▶ Records for the task:
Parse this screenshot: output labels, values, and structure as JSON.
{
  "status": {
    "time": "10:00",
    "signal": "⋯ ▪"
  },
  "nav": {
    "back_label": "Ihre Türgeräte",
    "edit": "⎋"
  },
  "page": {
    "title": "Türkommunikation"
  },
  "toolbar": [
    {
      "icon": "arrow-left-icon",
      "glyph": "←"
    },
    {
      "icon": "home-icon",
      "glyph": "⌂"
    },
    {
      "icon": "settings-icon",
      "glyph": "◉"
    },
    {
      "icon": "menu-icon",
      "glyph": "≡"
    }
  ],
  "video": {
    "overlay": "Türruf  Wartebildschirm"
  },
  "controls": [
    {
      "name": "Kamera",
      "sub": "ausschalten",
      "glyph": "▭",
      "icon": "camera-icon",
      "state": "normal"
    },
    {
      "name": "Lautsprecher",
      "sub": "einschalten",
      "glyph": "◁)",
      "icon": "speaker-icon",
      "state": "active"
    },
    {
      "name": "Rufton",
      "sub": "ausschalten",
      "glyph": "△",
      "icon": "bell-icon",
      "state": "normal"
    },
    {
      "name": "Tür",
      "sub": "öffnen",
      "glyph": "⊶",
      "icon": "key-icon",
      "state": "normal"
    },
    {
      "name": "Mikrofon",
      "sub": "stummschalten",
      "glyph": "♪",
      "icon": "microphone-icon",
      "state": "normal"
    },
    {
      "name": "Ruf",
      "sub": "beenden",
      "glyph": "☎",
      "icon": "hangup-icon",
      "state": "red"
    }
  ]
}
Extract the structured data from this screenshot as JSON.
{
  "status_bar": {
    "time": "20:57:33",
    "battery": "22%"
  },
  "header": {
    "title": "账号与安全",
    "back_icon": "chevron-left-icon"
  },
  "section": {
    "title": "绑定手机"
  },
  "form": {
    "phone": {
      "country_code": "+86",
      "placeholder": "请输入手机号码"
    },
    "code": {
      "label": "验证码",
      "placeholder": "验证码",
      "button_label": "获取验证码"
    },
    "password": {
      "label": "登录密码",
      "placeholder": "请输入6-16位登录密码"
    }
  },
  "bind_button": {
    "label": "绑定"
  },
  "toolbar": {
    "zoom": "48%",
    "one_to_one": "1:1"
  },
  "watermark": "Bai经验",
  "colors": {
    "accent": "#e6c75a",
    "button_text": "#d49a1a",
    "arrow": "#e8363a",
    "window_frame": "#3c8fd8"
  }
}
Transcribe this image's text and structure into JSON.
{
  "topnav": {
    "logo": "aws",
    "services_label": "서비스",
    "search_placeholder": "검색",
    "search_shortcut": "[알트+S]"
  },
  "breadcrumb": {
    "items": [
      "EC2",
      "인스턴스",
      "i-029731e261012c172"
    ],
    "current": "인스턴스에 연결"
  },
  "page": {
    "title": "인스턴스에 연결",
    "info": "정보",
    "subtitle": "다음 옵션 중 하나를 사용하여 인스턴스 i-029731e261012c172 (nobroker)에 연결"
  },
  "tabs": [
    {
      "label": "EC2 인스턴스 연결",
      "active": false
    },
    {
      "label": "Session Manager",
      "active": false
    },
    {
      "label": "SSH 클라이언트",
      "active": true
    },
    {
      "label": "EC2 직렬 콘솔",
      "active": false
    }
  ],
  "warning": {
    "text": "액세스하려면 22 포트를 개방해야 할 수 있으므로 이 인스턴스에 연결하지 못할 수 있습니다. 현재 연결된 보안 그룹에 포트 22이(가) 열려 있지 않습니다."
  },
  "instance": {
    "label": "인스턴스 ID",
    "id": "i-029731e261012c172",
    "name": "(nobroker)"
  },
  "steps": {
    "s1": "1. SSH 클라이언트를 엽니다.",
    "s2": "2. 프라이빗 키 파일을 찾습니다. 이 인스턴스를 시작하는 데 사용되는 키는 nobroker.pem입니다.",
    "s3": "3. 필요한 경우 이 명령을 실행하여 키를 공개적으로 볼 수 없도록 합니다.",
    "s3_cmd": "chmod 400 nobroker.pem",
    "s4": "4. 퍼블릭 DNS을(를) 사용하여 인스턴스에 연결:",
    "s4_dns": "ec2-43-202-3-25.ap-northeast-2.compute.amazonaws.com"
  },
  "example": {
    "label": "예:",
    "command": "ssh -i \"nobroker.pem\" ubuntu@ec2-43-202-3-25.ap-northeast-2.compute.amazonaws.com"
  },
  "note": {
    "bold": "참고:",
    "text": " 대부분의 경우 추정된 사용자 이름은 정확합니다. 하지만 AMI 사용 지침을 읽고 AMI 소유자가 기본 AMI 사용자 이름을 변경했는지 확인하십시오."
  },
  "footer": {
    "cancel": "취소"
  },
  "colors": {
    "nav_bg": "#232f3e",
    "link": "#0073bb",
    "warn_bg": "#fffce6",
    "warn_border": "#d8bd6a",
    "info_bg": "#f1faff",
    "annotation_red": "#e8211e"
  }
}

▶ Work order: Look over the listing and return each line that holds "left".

▶ Expected output:
      "icon": "arrow-left-icon",
    "back_icon": "chevron-left-icon"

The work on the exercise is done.